This was my first year with Stop the Stigma, and the impact was amazing. Over and over I kept thinking to myself: ‘I wish every school was participating in something like this!’ Mental health is one of the most important issues facing today’s youth, but unfortunately, it’s been one of the least talked about. I’m so excited to be a part of the movement that’s helping to change that. Many students approached me after the presentations, to share their personal struggles and express their desire for help. I was so impressed by the courage of these remarkable young people, reaching out from a place of despair and self-doubt to grab hold of the lifeline of hope. Some agreed to talk to a counselor for the very first time. Others renewed their commitment to continue with treatment and therapy, after hearing how important this was, and continues to be, in my own recovery.  

Bringing mental health awareness into the schools also gave teachers the opportunity to have an open dialogue about these issues with their students. I heard about one class that discussed the phenomenon of self-harm, after attending their school’s assembly. Other teachers felt more equipped to incorporate coping skills into the curriculum. And students felt more comfortable talking openly about mental illness and stigma, with each other and with the adults in their lives. Many had friends and family members that were showing symptoms of a mood disorder, and learning more about these illnesses gave them the confidence to help and support the people they care about.

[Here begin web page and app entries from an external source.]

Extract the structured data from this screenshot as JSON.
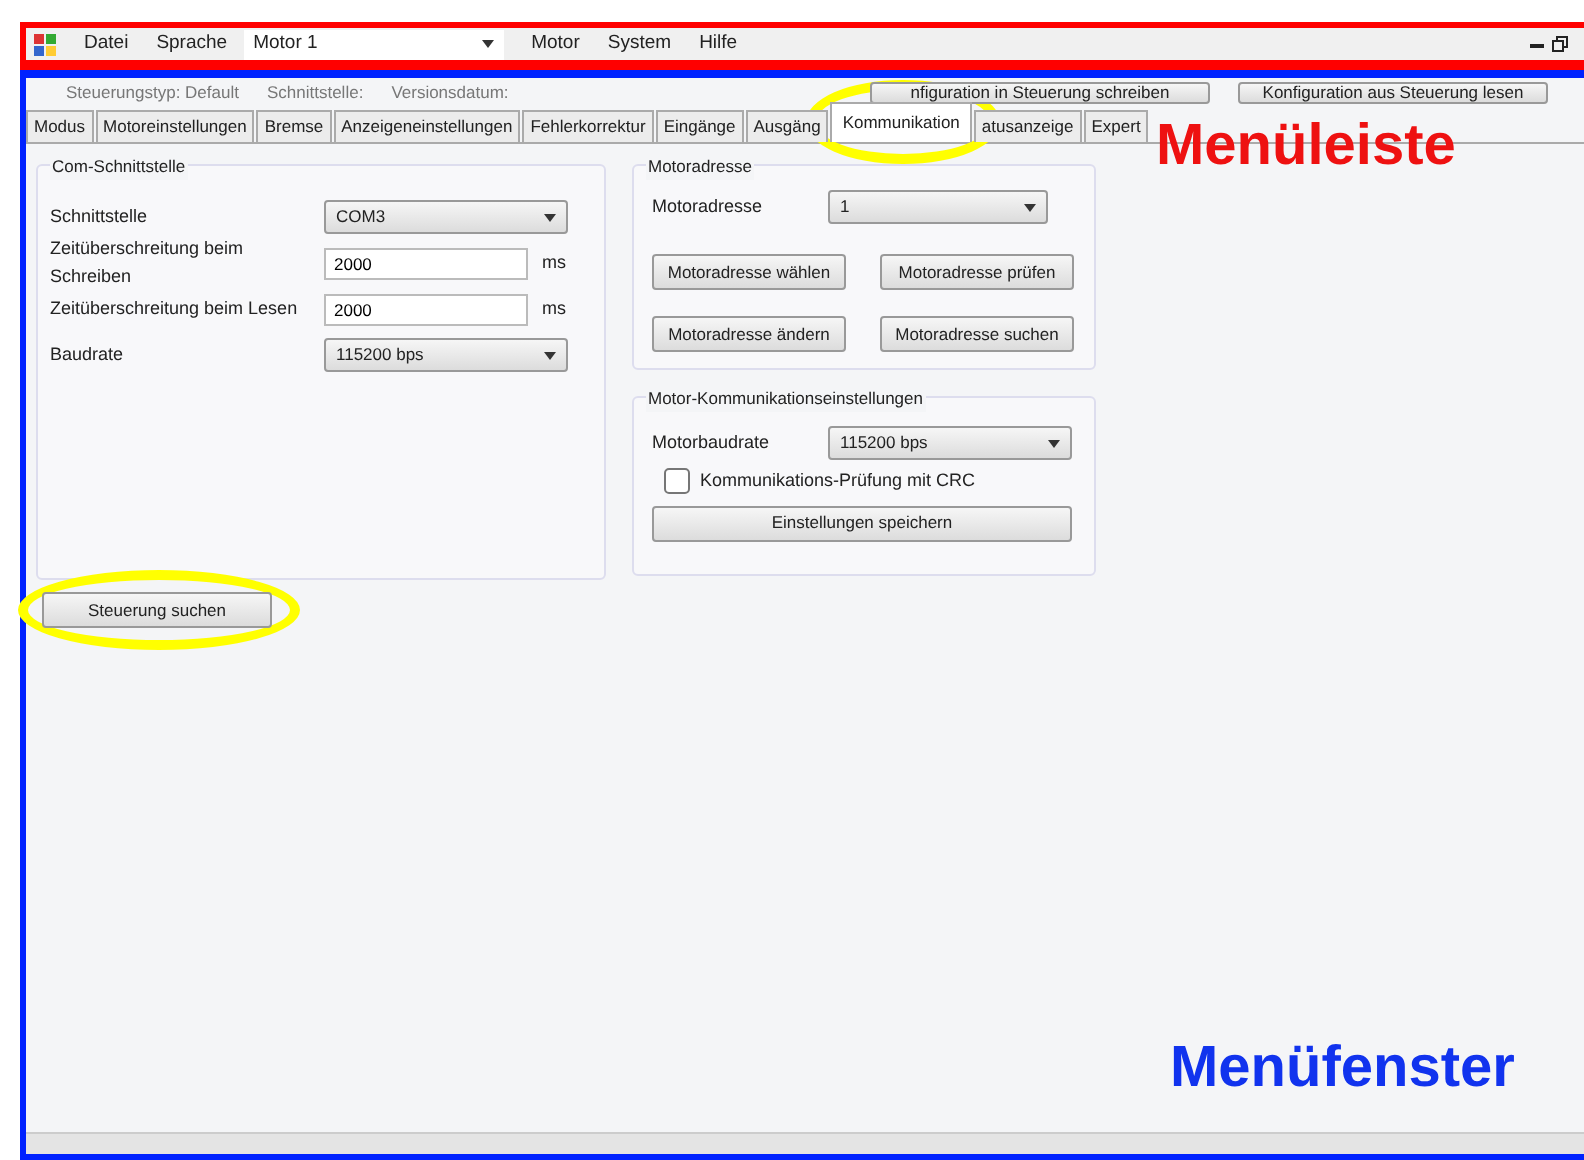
{
  "menu_bar": {
    "items": [
      "Datei",
      "Sprache"
    ],
    "motor_select": {
      "value": "Motor 1"
    },
    "items_after": [
      "Motor",
      "System",
      "Hilfe"
    ]
  },
  "info_bar": {
    "texts": [
      "Steuerungstyp: Default",
      "Schnittstelle:",
      "Versionsdatum:"
    ],
    "buttons": [
      "nfiguration in Steuerung schreiben",
      "Konfiguration aus Steuerung lesen"
    ]
  },
  "tabs": [
    {
      "label": "Modus",
      "selected": false,
      "highlighted": false
    },
    {
      "label": "Motoreinstellungen",
      "selected": false,
      "highlighted": false
    },
    {
      "label": "Bremse",
      "selected": false,
      "highlighted": false
    },
    {
      "label": "Anzeigeneinstellungen",
      "selected": false,
      "highlighted": false
    },
    {
      "label": "Fehlerkorrektur",
      "selected": false,
      "highlighted": false
    },
    {
      "label": "Eingänge",
      "selected": false,
      "highlighted": false
    },
    {
      "label": "Ausgäng",
      "selected": false,
      "highlighted": false
    },
    {
      "label": "Kommunikation",
      "selected": true,
      "highlighted": true
    },
    {
      "label": "atusanzeige",
      "selected": false,
      "highlighted": false
    },
    {
      "label": "Expert",
      "selected": false,
      "highlighted": false
    }
  ],
  "com_group": {
    "title": "Com-Schnittstelle",
    "rows": [
      {
        "kind": "select",
        "label": "Schnittstelle",
        "value": "COM3"
      },
      {
        "kind": "input",
        "label": "Zeitüberschreitung beim Schreiben",
        "value": "2000",
        "unit": "ms"
      },
      {
        "kind": "input",
        "label": "Zeitüberschreitung beim Lesen",
        "value": "2000",
        "unit": "ms"
      },
      {
        "kind": "select",
        "label": "Baudrate",
        "value": "115200 bps"
      }
    ]
  },
  "address_group": {
    "title": "Motoradresse",
    "label": "Motoradresse",
    "value": "1",
    "buttons": [
      "Motoradresse wählen",
      "Motoradresse prüfen",
      "Motoradresse ändern",
      "Motoradresse suchen"
    ]
  },
  "comm_group": {
    "title": "Motor-Kommunikationseinstellungen",
    "label": "Motorbaudrate",
    "value": "115200 bps",
    "checkbox": {
      "label": "Kommunikations-Prüfung mit CRC",
      "checked": false
    },
    "button": "Einstellungen speichern"
  },
  "search_button": {
    "label": "Steuerung suchen",
    "highlighted": true
  },
  "annotations": [
    {
      "text": "Menüleiste",
      "color": "#ee1111"
    },
    {
      "text": "Menüfenster",
      "color": "#1133ee"
    }
  ]
}
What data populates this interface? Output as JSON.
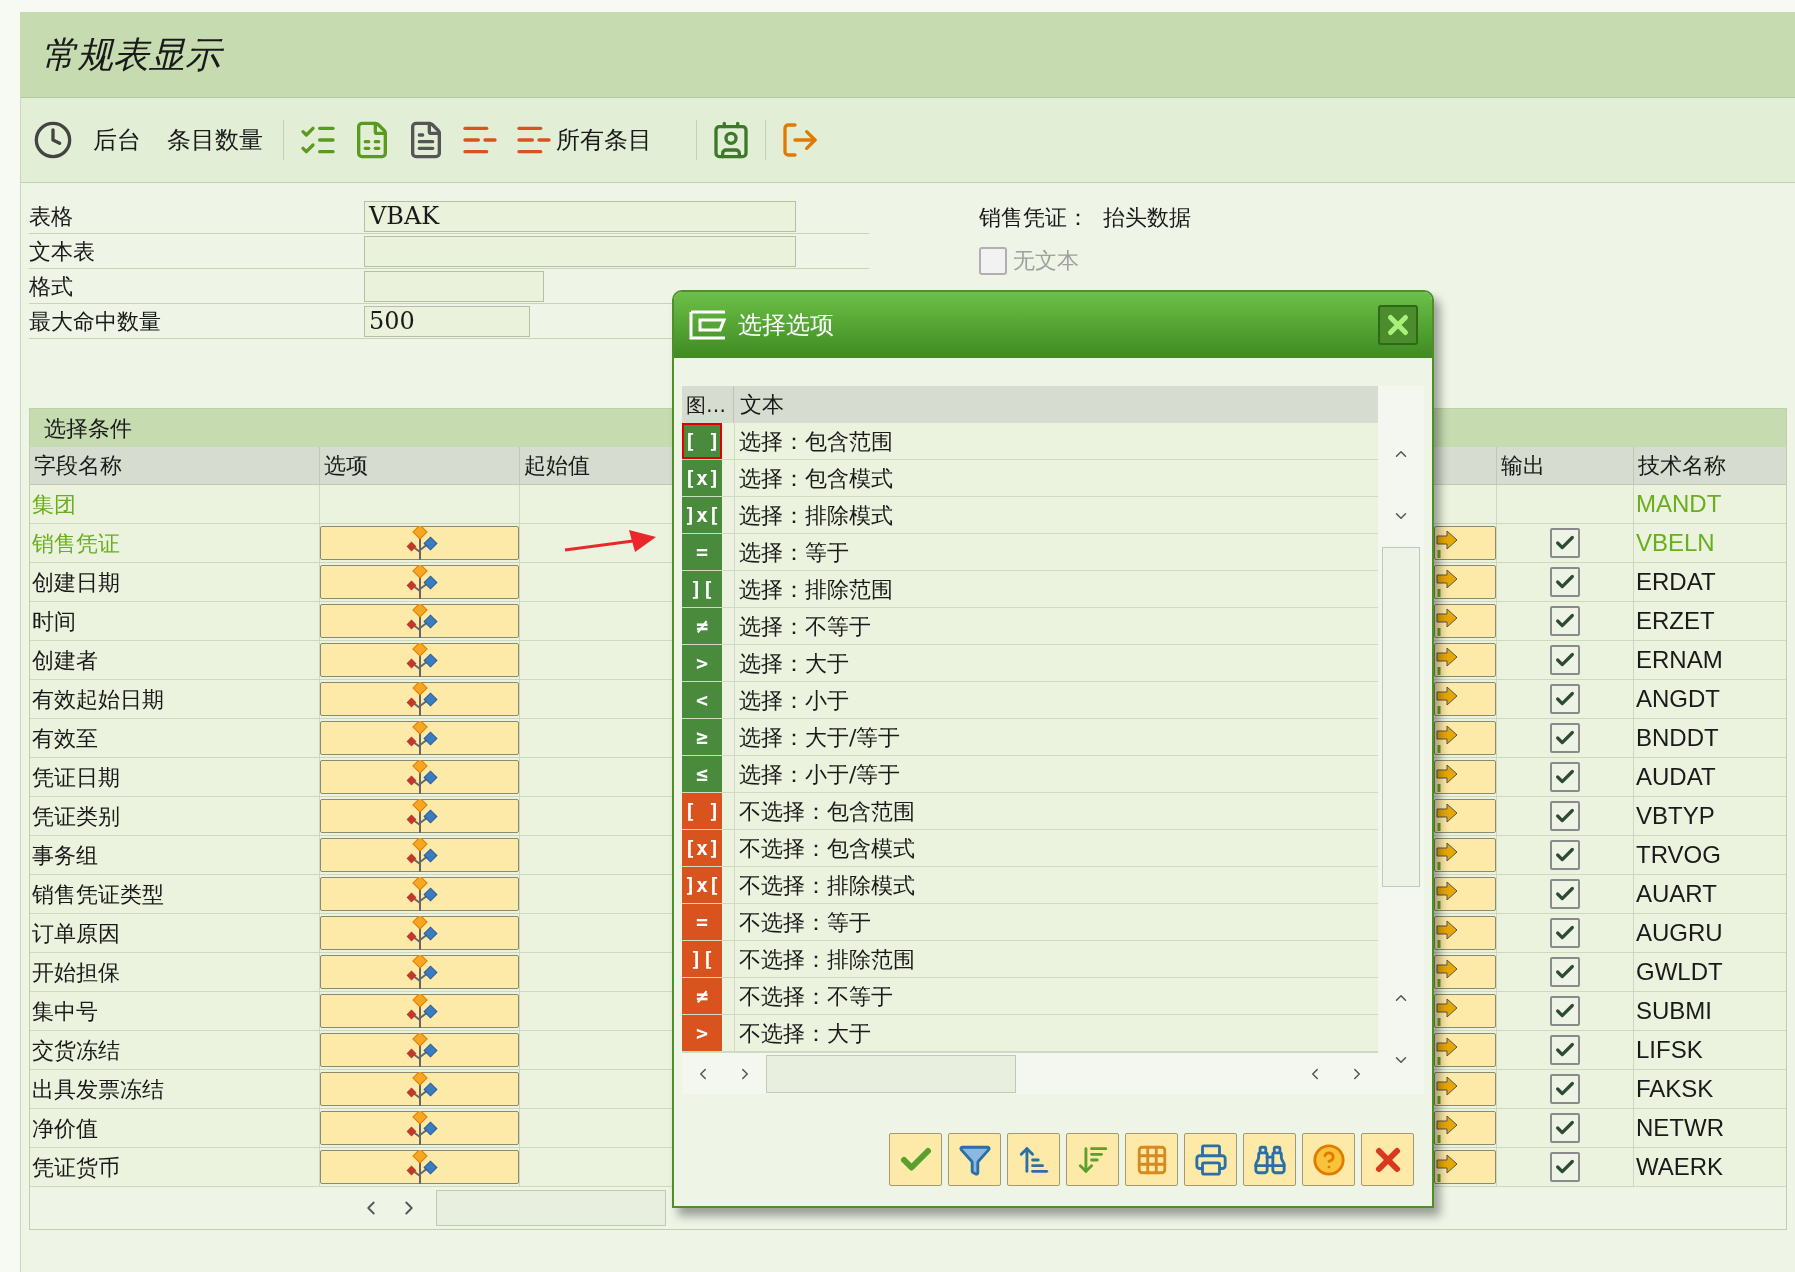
{
  "window": {
    "title": "常规表显示"
  },
  "toolbar": [
    {
      "label": "后台"
    },
    {
      "label": "条目数量"
    },
    {
      "label": "所有条目"
    }
  ],
  "form": {
    "fields": [
      {
        "label": "表格",
        "value": "VBAK",
        "kind": "long"
      },
      {
        "label": "文本表",
        "kind": "long"
      },
      {
        "label": "格式",
        "kind": "medium"
      },
      {
        "label": "最大命中数量",
        "value": "500",
        "kind": "short"
      }
    ],
    "description": "销售凭证：  抬头数据",
    "no_text_checkbox": {
      "label": "无文本",
      "checked": false,
      "disabled": true
    }
  },
  "selection": {
    "title": "选择条件",
    "columns": [
      "字段名称",
      "选项",
      "起始值",
      "输出",
      "技术名称"
    ],
    "rows": [
      {
        "field": "集团",
        "key": true,
        "option_button": false,
        "output_checkbox": false,
        "tech_name": "MANDT"
      },
      {
        "field": "销售凭证",
        "key": true,
        "option_button": true,
        "output_checkbox": true,
        "checked": true,
        "tech_name": "VBELN"
      },
      {
        "field": "创建日期",
        "key": false,
        "option_button": true,
        "output_checkbox": true,
        "checked": true,
        "tech_name": "ERDAT"
      },
      {
        "field": "时间",
        "key": false,
        "option_button": true,
        "output_checkbox": true,
        "checked": true,
        "tech_name": "ERZET"
      },
      {
        "field": "创建者",
        "key": false,
        "option_button": true,
        "output_checkbox": true,
        "checked": true,
        "tech_name": "ERNAM"
      },
      {
        "field": "有效起始日期",
        "key": false,
        "option_button": true,
        "output_checkbox": true,
        "checked": true,
        "tech_name": "ANGDT"
      },
      {
        "field": "有效至",
        "key": false,
        "option_button": true,
        "output_checkbox": true,
        "checked": true,
        "tech_name": "BNDDT"
      },
      {
        "field": "凭证日期",
        "key": false,
        "option_button": true,
        "output_checkbox": true,
        "checked": true,
        "tech_name": "AUDAT"
      },
      {
        "field": "凭证类别",
        "key": false,
        "option_button": true,
        "output_checkbox": true,
        "checked": true,
        "tech_name": "VBTYP"
      },
      {
        "field": "事务组",
        "key": false,
        "option_button": true,
        "output_checkbox": true,
        "checked": true,
        "tech_name": "TRVOG"
      },
      {
        "field": "销售凭证类型",
        "key": false,
        "option_button": true,
        "output_checkbox": true,
        "checked": true,
        "tech_name": "AUART"
      },
      {
        "field": "订单原因",
        "key": false,
        "option_button": true,
        "output_checkbox": true,
        "checked": true,
        "tech_name": "AUGRU"
      },
      {
        "field": "开始担保",
        "key": false,
        "option_button": true,
        "output_checkbox": true,
        "checked": true,
        "tech_name": "GWLDT"
      },
      {
        "field": "集中号",
        "key": false,
        "option_button": true,
        "output_checkbox": true,
        "checked": true,
        "tech_name": "SUBMI"
      },
      {
        "field": "交货冻结",
        "key": false,
        "option_button": true,
        "output_checkbox": true,
        "checked": true,
        "tech_name": "LIFSK"
      },
      {
        "field": "出具发票冻结",
        "key": false,
        "option_button": true,
        "output_checkbox": true,
        "checked": true,
        "tech_name": "FAKSK"
      },
      {
        "field": "净价值",
        "key": false,
        "option_button": true,
        "output_checkbox": true,
        "checked": true,
        "tech_name": "NETWR"
      },
      {
        "field": "凭证货币",
        "key": false,
        "option_button": true,
        "output_checkbox": true,
        "checked": true,
        "tech_name": "WAERK"
      }
    ]
  },
  "dialog": {
    "title": "选择选项",
    "columns": [
      "图…",
      "文本"
    ],
    "options": [
      {
        "kind": "include",
        "symbol": "[ ]",
        "text": "选择：包含范围",
        "selected": true
      },
      {
        "kind": "include",
        "symbol": "[x]",
        "text": "选择：包含模式",
        "selected": false
      },
      {
        "kind": "include",
        "symbol": "]x[",
        "text": "选择：排除模式",
        "selected": false
      },
      {
        "kind": "include",
        "symbol": "=",
        "text": "选择：等于",
        "selected": false
      },
      {
        "kind": "include",
        "symbol": "][",
        "text": "选择：排除范围",
        "selected": false
      },
      {
        "kind": "include",
        "symbol": "≠",
        "text": "选择：不等于",
        "selected": false
      },
      {
        "kind": "include",
        "symbol": ">",
        "text": "选择：大于",
        "selected": false
      },
      {
        "kind": "include",
        "symbol": "<",
        "text": "选择：小于",
        "selected": false
      },
      {
        "kind": "include",
        "symbol": "≥",
        "text": "选择：大于/等于",
        "selected": false
      },
      {
        "kind": "include",
        "symbol": "≤",
        "text": "选择：小于/等于",
        "selected": false
      },
      {
        "kind": "exclude",
        "symbol": "[ ]",
        "text": "不选择：包含范围",
        "selected": false
      },
      {
        "kind": "exclude",
        "symbol": "[x]",
        "text": "不选择：包含模式",
        "selected": false
      },
      {
        "kind": "exclude",
        "symbol": "]x[",
        "text": "不选择：排除模式",
        "selected": false
      },
      {
        "kind": "exclude",
        "symbol": "=",
        "text": "不选择：等于",
        "selected": false
      },
      {
        "kind": "exclude",
        "symbol": "][",
        "text": "不选择：排除范围",
        "selected": false
      },
      {
        "kind": "exclude",
        "symbol": "≠",
        "text": "不选择：不等于",
        "selected": false
      },
      {
        "kind": "exclude",
        "symbol": ">",
        "text": "不选择：大于",
        "selected": false
      }
    ]
  }
}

What excites me most about Stop the Stigma is the number of lives we touch along the way. For so many, these assemblies and school events were full of life-changing moments. Each person who learns something new, who gains insight, empathy, and understanding, who makes the decision to reach out for help, all these people go on to touch more and more lives, in an incredible ripple effect with a far-reaching impact. I’m so honoured to be a part of it. After so many years of suffering, I’ve been able to turn a profoundly negative experience into something positive and inspiring, something that changes many lives, including my own. It’s by far the best thing I’ve ever done.